According to the Iraqi government, coalition planes hit a building where Afri and several other senior ISIS members were gathering in the Nineve region of northwestern Iraq.
Little is known about Afri, also known as Haji Iman, a teacher who rose through the ranks of ISIS to become Baghdadi’s right-hand man. Before becoming Baghdadi’s deputy, Afri was a key coordination link between Baghdadi and his inner circle and also his emirs in different provinces across the group’s extensive caliphate in Syria, Iraq and Libya.

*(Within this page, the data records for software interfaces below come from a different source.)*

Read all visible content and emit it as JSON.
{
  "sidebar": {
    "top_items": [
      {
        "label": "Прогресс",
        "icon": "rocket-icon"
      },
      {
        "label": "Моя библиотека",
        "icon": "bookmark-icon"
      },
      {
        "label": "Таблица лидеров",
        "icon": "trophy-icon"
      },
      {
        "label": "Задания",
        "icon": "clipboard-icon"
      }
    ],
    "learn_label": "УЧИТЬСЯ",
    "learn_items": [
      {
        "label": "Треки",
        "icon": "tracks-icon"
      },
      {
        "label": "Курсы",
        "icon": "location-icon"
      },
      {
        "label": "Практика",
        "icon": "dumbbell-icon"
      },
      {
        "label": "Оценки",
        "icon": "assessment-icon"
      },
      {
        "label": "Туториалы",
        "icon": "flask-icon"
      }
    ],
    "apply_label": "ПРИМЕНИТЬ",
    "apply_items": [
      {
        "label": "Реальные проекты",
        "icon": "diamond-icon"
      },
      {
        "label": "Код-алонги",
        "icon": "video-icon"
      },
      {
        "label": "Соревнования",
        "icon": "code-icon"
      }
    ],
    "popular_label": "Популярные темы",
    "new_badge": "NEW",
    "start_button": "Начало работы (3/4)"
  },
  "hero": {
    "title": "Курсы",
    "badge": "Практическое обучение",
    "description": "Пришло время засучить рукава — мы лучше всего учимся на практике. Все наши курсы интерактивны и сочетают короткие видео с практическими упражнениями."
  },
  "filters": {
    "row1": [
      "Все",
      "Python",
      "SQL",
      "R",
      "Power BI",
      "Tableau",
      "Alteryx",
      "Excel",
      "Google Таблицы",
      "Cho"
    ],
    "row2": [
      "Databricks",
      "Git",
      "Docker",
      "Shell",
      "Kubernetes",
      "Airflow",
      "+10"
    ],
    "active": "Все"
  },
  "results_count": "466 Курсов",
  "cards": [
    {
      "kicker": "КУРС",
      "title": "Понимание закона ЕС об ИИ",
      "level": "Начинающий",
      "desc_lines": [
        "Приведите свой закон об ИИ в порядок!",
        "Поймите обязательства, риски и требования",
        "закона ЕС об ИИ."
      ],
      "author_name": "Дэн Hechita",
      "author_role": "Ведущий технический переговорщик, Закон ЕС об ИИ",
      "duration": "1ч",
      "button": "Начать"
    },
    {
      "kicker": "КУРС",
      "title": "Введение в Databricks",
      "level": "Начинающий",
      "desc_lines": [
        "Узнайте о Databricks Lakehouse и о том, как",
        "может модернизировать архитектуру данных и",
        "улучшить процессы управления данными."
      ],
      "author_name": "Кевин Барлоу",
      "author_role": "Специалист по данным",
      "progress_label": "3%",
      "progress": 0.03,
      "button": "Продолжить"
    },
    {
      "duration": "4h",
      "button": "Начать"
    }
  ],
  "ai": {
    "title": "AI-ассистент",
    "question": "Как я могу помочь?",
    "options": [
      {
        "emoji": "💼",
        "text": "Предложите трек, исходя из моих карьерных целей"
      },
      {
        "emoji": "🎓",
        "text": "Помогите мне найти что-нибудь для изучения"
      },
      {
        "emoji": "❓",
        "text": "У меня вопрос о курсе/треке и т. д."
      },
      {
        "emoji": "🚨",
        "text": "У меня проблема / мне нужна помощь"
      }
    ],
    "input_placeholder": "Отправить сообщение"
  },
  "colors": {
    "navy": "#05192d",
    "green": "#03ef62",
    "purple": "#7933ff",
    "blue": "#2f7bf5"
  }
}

While details about Afri’s personality are limited, it is believed that he leans toward reconciliation with rival extremist group al-Qaeda and its Syrian affiliate Jabhat al-Nusra and prefers that ISIS’s leadership structure is composed half of Arabs and half of foreign members of the group.